"Before it was bursting with life, now it is like a cemetery, there is nothing," he said. "It will be interesting to see how nature will take over and react to the damage." Corals grow very slowly, sometimes just one centimetre a year. Other factors, such as high salinity, turbidity and temperature of the water, can impair growth. "It will take time, it is not easy," said Dr al Jamali. Besides damaging reefs, the red tide also killed thousands of fish and other sea creatures.
In March, the Ministry of Environment and Water reported that 300 tonnes of dead fish had washed ashore. This is in addition to losses at an aquaculture company, Asmak, which lost 600 tonnes of fish. The Emirates Diving Association (EDA) also surveyed some of the key sites in UAE waters. Two sites, known as Shark Island and Martini Rock, were deemed the healthiest, with the biggest diversity of fish.
"The number of coral families wasn't the highest, but the coral cover area was higher in these two dive sites compared with the poor coral cover from other areas," the association said in a statement.

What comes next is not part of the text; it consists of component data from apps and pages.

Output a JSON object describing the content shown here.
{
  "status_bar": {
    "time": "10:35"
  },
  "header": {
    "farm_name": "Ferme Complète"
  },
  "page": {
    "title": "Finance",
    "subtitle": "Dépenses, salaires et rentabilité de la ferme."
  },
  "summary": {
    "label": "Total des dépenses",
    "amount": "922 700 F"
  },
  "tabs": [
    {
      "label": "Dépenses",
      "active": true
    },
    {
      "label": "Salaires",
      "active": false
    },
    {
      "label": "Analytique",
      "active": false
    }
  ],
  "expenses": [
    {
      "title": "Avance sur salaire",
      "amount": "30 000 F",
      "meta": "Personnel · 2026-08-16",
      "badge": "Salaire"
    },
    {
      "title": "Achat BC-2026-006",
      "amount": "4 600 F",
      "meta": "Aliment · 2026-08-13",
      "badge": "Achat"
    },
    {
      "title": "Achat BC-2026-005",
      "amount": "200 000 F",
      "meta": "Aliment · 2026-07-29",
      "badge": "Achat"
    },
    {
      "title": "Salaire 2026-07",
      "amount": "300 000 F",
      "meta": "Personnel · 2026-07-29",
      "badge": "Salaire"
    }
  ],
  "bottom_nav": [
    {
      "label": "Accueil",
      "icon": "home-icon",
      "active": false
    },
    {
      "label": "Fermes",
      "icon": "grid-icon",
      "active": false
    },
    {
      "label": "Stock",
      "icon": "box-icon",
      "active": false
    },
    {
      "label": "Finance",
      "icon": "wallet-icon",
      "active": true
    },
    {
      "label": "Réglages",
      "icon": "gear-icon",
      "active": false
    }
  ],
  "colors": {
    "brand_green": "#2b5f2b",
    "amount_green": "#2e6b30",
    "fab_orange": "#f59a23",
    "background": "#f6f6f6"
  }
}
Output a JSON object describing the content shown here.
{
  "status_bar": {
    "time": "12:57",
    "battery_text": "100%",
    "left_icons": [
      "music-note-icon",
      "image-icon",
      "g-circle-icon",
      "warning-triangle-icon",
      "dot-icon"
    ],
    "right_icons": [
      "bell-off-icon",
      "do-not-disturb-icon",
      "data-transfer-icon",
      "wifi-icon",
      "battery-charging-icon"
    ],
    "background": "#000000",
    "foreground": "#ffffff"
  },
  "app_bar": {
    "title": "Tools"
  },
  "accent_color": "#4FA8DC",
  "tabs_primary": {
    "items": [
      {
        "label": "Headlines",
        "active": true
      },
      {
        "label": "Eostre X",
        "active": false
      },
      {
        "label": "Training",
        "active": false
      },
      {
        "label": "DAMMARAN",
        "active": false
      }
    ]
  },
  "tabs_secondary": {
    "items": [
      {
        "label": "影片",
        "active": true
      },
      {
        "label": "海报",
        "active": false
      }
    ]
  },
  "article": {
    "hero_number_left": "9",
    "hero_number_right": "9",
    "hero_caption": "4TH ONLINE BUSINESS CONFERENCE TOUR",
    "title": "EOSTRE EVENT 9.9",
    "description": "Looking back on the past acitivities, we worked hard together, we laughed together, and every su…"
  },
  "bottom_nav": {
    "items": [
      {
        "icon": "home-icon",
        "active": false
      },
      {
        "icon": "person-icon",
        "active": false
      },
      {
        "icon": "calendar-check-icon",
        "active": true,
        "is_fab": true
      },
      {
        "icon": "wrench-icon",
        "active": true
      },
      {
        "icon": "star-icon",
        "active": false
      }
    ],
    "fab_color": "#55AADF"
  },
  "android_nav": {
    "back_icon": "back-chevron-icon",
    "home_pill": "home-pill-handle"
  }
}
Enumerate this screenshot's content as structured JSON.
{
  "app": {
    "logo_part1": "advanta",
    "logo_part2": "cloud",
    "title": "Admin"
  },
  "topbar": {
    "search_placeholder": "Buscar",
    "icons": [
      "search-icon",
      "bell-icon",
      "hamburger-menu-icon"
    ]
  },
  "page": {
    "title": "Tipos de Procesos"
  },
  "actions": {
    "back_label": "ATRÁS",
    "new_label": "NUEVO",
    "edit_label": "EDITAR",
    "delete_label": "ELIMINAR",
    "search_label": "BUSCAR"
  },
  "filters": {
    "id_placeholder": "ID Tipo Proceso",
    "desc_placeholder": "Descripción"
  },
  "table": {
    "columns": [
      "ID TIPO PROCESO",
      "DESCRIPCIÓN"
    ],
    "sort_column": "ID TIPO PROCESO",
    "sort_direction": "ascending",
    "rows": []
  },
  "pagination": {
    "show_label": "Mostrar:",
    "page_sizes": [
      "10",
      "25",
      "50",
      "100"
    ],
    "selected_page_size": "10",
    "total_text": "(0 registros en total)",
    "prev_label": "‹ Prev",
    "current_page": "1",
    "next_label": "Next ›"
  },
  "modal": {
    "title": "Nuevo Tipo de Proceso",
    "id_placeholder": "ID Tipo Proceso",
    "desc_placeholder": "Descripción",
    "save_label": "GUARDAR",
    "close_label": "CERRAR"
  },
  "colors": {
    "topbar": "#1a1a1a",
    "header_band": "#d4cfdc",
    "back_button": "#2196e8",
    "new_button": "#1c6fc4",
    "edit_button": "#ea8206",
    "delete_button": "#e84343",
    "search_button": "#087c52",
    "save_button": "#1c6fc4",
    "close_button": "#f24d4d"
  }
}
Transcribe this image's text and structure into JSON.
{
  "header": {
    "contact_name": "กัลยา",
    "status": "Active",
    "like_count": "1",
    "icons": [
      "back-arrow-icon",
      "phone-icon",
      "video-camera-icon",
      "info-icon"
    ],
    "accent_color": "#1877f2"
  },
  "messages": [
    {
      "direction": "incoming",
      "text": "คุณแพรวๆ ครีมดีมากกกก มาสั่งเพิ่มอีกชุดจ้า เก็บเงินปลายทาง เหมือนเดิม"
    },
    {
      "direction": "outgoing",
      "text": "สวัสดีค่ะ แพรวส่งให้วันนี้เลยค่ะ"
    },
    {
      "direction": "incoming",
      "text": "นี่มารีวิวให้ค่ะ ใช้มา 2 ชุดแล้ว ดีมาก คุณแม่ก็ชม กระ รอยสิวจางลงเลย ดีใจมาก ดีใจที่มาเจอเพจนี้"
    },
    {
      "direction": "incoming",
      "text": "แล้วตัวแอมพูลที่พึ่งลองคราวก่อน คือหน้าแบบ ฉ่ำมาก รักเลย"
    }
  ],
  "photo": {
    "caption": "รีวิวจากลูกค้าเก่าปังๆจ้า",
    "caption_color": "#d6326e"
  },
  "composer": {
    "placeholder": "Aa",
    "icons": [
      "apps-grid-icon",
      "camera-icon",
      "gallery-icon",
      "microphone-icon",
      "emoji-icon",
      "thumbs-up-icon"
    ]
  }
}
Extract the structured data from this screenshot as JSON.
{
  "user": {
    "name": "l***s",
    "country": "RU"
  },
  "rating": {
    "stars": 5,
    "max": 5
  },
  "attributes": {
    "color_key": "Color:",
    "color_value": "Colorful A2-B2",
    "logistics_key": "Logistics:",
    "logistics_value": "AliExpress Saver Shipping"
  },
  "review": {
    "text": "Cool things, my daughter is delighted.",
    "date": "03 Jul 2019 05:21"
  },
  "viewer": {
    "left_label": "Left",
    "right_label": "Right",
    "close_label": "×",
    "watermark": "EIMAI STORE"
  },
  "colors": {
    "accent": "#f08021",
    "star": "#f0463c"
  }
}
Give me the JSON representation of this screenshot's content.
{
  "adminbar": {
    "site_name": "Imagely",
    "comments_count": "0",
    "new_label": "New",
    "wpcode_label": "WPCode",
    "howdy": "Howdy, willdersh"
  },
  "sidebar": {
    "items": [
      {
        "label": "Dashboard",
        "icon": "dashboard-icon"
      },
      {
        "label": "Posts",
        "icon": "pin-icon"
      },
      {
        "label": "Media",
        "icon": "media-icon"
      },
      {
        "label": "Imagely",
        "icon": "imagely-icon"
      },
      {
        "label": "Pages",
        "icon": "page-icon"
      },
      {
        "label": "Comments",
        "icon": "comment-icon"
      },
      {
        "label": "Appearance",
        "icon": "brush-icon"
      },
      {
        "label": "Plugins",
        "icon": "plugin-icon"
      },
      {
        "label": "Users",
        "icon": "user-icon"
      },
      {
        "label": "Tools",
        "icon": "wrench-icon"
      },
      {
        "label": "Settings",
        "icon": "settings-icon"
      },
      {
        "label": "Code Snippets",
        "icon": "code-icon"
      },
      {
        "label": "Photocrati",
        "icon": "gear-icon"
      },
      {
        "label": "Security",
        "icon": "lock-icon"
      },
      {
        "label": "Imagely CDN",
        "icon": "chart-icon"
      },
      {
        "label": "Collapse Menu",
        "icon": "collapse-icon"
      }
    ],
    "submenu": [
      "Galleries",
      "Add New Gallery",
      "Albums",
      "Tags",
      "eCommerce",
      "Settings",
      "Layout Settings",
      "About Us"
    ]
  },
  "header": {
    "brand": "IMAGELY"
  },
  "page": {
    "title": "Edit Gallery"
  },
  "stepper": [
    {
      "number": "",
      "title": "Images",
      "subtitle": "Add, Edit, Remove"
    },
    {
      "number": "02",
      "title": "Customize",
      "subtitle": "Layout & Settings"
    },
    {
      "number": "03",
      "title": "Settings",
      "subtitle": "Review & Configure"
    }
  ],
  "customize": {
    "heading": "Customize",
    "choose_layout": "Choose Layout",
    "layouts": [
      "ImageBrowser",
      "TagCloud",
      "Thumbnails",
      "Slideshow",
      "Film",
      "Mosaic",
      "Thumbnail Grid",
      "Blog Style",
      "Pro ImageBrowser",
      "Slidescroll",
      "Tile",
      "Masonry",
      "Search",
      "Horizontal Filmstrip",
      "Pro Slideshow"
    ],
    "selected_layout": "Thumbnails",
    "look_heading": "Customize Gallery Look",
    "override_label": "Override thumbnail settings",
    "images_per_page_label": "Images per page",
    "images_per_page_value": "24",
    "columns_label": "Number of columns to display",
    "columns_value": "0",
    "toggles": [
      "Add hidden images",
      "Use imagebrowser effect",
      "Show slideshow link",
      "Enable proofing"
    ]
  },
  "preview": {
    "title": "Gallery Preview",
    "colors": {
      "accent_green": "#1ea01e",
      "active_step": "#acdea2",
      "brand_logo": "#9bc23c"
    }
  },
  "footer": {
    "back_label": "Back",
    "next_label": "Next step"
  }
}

Although less diverse in terms of fish, coral and invertebrates, Dibba Rock boasted the highest number of fish. Earlier this week, the Ministry of Environment and Water released an undisclosed number of fish raised in captivity off the coast of Umm al Qaiwain and Ras al Khaimah. The fish releases are part of an ongoing ministry campaign to address areas affected by the tide, said Dr al Jamali.
The ministry might in future plant live coral in some of the affected locations, he said. Last month, the renowned Woods Hole Oceanographic Institution in the US submitted a proposal to help the UAE create an algal bloom monitoring and management programme. The proposal is currently being discussed by the Government. Although not much can be done to contain a bloom once it has formed, a monitoring programme is expected to help officials to react more quickly and eventually even predict the arrival of blooms.
It will also help scientists identify the links between the various man-made and natural contributing factors. The red tide off the East Coast was partially driven by two species of microscopic algae, believed to have been brought to the area by ships discharging their ballast water at sea. For the first few months, Gymnodinium catenatum, a toxic microorganism which can cause paralytic shellfish poisoning, was the main catalyst. A few months later it was Cochlodinium polykrikoides.
Nutrients such as phosphorus and nitrates encourage algae to grow and end up in the ocean through effluent from sewage treatment plants and through wind, which carries particles into the sea. Rains also contribute by washing off fertilised gardens, car parks and other polluted surfaces. Confined spaces, where breakwaters slow down water circulation, also create favourable conditions for blooms. The coastlines of Dubai, Fujairah and Dibba have all been affected by large development drives, with new ports, marinas and leisure or residential developments.